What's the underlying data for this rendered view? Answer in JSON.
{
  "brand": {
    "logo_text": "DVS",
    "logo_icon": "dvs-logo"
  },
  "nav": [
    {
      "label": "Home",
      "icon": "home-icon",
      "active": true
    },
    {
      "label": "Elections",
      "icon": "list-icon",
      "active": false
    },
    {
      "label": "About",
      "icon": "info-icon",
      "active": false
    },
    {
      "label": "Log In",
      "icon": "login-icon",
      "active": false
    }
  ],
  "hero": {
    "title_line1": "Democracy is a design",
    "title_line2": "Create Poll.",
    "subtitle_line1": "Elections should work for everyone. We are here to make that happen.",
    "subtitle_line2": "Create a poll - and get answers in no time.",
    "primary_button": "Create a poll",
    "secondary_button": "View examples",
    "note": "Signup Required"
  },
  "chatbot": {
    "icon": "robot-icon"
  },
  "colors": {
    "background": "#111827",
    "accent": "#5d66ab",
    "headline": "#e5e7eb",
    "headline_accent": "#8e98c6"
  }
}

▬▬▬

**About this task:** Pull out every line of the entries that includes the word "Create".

**Response to this exercise:**
    "title_line2": "Create Poll.",
    "subtitle_line2": "Create a poll - and get answers in no time.",
    "primary_button": "Create a poll",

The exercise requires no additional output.